All the earthquakes occurred in Italy over the last years share one common feature, that is, the preposterous communication coverage by self-styled experts. In the case of the seismic event of August 2017 in Casamicciola, even before understanding what the characteristics of the seismic motion were, many people were already wondering “How come a modest earthquake, rated 4 on the Richter magnitude scale, did so much damage?”
Very briefly, the Magnitude measures the energy released by an earthquake and is a key indicator of the intensity of the phenomenon on a geological scale. However, it DOES NOT measure the effects of an earthquake on people and buildings. At least, Magnitude alone is not enough to do so.

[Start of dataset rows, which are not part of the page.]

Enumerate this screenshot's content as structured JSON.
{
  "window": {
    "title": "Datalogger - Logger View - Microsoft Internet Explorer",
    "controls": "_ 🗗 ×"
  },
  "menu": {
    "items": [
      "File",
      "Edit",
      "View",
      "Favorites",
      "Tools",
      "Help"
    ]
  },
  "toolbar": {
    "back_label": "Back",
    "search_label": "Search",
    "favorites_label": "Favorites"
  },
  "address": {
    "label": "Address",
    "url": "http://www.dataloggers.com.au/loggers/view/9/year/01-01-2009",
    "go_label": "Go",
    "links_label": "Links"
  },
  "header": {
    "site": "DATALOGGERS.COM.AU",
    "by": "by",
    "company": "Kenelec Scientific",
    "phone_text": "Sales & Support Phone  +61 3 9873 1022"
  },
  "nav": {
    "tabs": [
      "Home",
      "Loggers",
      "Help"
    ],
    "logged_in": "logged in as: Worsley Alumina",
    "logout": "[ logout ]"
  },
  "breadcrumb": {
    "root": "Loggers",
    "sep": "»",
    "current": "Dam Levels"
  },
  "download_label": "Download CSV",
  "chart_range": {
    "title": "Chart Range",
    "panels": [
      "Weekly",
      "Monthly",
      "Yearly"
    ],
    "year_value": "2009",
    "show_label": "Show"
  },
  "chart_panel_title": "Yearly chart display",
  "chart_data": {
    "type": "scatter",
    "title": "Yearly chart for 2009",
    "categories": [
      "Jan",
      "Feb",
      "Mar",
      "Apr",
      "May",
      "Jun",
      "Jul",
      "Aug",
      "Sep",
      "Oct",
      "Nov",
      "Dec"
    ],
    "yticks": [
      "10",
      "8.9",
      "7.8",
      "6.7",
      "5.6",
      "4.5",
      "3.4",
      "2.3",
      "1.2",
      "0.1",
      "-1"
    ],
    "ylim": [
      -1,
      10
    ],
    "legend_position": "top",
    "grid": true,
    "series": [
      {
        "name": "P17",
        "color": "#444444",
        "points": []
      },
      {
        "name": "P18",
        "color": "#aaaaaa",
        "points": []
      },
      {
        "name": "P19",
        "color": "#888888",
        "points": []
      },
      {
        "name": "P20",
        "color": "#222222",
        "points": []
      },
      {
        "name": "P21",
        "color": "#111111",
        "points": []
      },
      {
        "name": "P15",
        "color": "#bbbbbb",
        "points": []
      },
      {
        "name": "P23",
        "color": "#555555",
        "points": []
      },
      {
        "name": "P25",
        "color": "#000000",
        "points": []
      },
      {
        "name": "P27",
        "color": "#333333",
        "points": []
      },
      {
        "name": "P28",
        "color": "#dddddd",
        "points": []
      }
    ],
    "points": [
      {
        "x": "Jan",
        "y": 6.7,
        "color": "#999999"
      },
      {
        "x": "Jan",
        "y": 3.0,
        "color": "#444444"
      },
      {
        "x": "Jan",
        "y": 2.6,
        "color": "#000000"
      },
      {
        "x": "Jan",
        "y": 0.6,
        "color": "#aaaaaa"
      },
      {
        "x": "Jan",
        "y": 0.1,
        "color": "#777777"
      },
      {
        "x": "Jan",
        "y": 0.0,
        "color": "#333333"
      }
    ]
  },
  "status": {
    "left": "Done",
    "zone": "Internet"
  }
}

As it is known, buildings undergo the effect of the earthquake through the action of inertial forces, directly proportional to the acceleration, which is therefore the main indicator of the effects of an earthquake on buildings. By closely examining the accelerometric signal recorded by the IOCA station, located close to the epicenter, it is easy to notice that the horizontal accelerations on the ground were almost 30% of the acceleration of gravity, thus reaching very significant values. Even worse, the energy content of the seismic motion was such as to cause horizontal spectral accelerations equal to about 80% of the acceleration of gravity for 2/3-storey buildings, which are the most common building typology in the oldest area of Casamicciola.
Therefore, in this respect, the earthquake was anything but small, as its intensity was significant: seismic actions on buildings were greater in intensity than the limits imposed by law today when it comes to building new homes in Casamicciola.
The attached report goes into the technical details of the recorded accelerometric data available. The report also shows that there have been very high vertical accelerations such as to alternately double and nullify the weight of the buildings. The effect of the seismic motion was such as to cause a vertical displacement of the ground amounting to a few centimeters (www.irea.cnr.it).
In conclusion, the seismic action was, in general, intense and far from small, despite the Magnitude not being particularly high. The buildings that, due to different reasons, were more vulnerable, have suffered accordingly, also resulting in a number of partial collapses, and, in some cases, total collapses. Given the current state of knowledge, such high values of measured accelerations may be associated with the very small distance between the earthquake’s hypocenter and the buildings and with the topographic effect due to the hilly morphology of the part of territory around Casamicciola that was most severely affected by the seismic phenomenon.
Prof. Ing. Antonio Occhiuzzi
Director of ITC-CNR